Another risk is the risk of injury. Cattle are susceptible to bruising, punctures, and broken ribs. In one instance, a bucking horse with a broken leg was shipped to slaughter and stood in a trailer with other horses for two days without medical attention. It later succumbed to exhaustion. Calves must also be of a certain size to be used in calf roping. Often, cowboys use multiple calves.

As a result of these risks, rodeo animals are often subjected to grueling and often traumatic experiences. The animals are surrounded by other animals that are frightened and often biting one another. The cattle are also exposed to hazards from the trailers and chutes. Serious injuries or fatalities can lead to the animal being sent to the slaughterhouse. As a former USDA meat inspector, Dr. Haber says, “I saw cows with skin that was detached from their bones.”

The use of flank straps in rodeos is controversial. Animal welfare activists have argued that these straps suffocate the animal’s genitals. However, proponents of the practice say it encourages bucking.

Working with cattle in other occupations

Although the number of cowboys has been decreasing for the past several decades, the profession still exists in many regions of the United States. Many work on ranches, where they take care of the animals they ride and oversee ranch maintenance. They may also feed, groom, and shear cattle, as well as provide basic veterinarian care. Some also drive a truck and train horses.

In the 19th century, cowboys primarily drove cattle to railheads, but smaller cattle drives continued until the advent of the modern cattle truck. Despite the advent of trucking cattle, ranchers still needed cowboys to herd their herds to stockyards, packing plants, and railheads. Cowboys today are still needed in this role, as cows are still needed for meat and other products.

Cowboys were paid between $20 and $40 a month for working on a ranch. They rode the cattle in pairs, with the more experienced cowboy riding with the trail boss. They would also perform swings, flanks, and drags to move the herd. In addition to herding cattle, cowboys were also responsible for selecting which animals to be sold at market.
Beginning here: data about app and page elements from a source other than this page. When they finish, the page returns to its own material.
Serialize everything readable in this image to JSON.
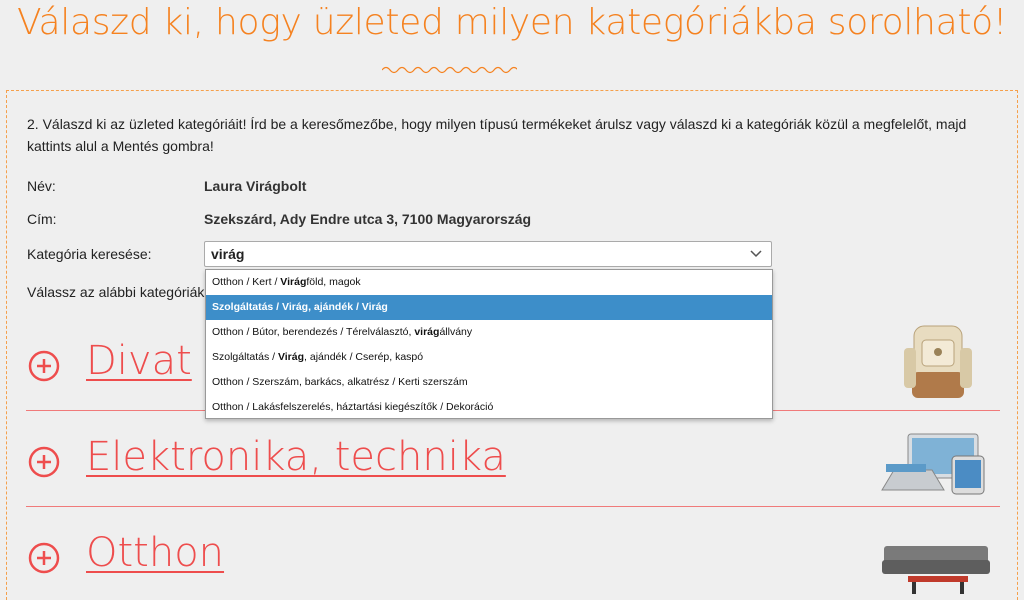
{
  "header": {
    "title": "Válaszd ki, hogy üzleted milyen kategóriákba sorolható!"
  },
  "form": {
    "intro": "2. Válaszd ki az üzleted kategóriáit! Írd be a keresőmezőbe, hogy milyen típusú termékeket árulsz vagy válaszd ki a kategóriák közül a megfelelőt, majd kattints alul a Mentés gombra!",
    "name_label": "Név:",
    "name_value": "Laura Virágbolt",
    "address_label": "Cím:",
    "address_value": "Szekszárd, Ady Endre utca 3, 7100 Magyarország",
    "search_label": "Kategória keresése:",
    "search_value": "virág",
    "choose_text": "Válassz az alábbi kategóriák közül"
  },
  "dropdown": {
    "items": [
      {
        "parts": [
          "Otthon / Kert / ",
          "Virág",
          "föld, magok"
        ],
        "bold": [
          false,
          true,
          false
        ],
        "active": false
      },
      {
        "parts": [
          "Szolgáltatás / Virág, ajándék / Virág"
        ],
        "bold": [
          true
        ],
        "active": true
      },
      {
        "parts": [
          "Otthon / Bútor, berendezés / Térelválasztó, ",
          "virág",
          "állvány"
        ],
        "bold": [
          false,
          true,
          false
        ],
        "active": false
      },
      {
        "parts": [
          "Szolgáltatás / ",
          "Virág",
          ", ajándék / Cserép, kaspó"
        ],
        "bold": [
          false,
          true,
          false
        ],
        "active": false
      },
      {
        "parts": [
          "Otthon / Szerszám, barkács, alkatrész / Kerti szerszám"
        ],
        "bold": [
          false
        ],
        "active": false
      },
      {
        "parts": [
          "Otthon / Lakásfelszerelés, háztartási kiegészítők / Dekoráció"
        ],
        "bold": [
          false
        ],
        "active": false
      }
    ]
  },
  "categories": [
    {
      "label": "Divat",
      "icon": "plus-circle-icon",
      "thumb": "backpack-image"
    },
    {
      "label": "Elektronika, technika",
      "icon": "plus-circle-icon",
      "thumb": "devices-image"
    },
    {
      "label": "Otthon",
      "icon": "plus-circle-icon",
      "thumb": "sofa-image"
    }
  ],
  "colors": {
    "title": "#f58220",
    "category": "#ee4d4d",
    "dropdown_active": "#3d8ec9"
  }
}
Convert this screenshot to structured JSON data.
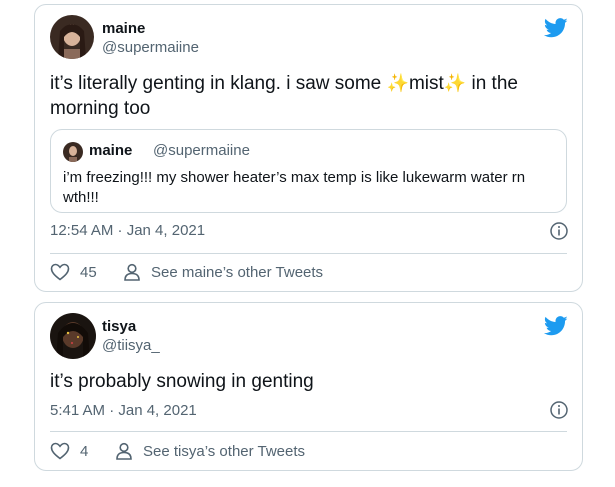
{
  "tweet1": {
    "name": "maine",
    "handle": "@supermaiine",
    "text_part1": "it’s literally genting in klang. i saw some ",
    "sparkle1": "✨",
    "text_mist": "mist",
    "sparkle2": "✨",
    "text_part2": " in the morning too",
    "timestamp": "12:54 AM · Jan 4, 2021",
    "likes": "45",
    "other_tweets_label": "See maine’s other Tweets",
    "quote": {
      "name": "maine",
      "handle": "@supermaiine",
      "text": "i’m freezing!!! my shower heater’s max temp is like lukewarm water rn wth!!!"
    }
  },
  "tweet2": {
    "name": "tisya",
    "handle": "@tiisya_",
    "text": "it’s probably snowing in genting",
    "timestamp": "5:41 AM · Jan 4, 2021",
    "likes": "4",
    "other_tweets_label": "See tisya’s other Tweets"
  },
  "colors": {
    "twitter_blue": "#1d9bf0",
    "text_primary": "#0f1419",
    "text_secondary": "#536471",
    "border": "#cfd9de"
  },
  "icons": {
    "brand": "twitter-bird-icon",
    "like": "heart-icon",
    "profile": "person-icon",
    "info": "info-icon"
  }
}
The first cowboys in North America were known as vaqueros, who worked on ranches for Spanish landowners. As the cattle industry spread northward, the term cowboy was used for other workers who worked with cattle, including those who worked as part-time ranch hands. Although some of these workers were northerners, the majority were from the southern United States. Modern cowboys don’t need a formal education to work in the cattle business. In fact, the majority of farm and ranch workers learn their trade through hands-on experience. However, they must have strong manual dexterity, stamina, and physical strength.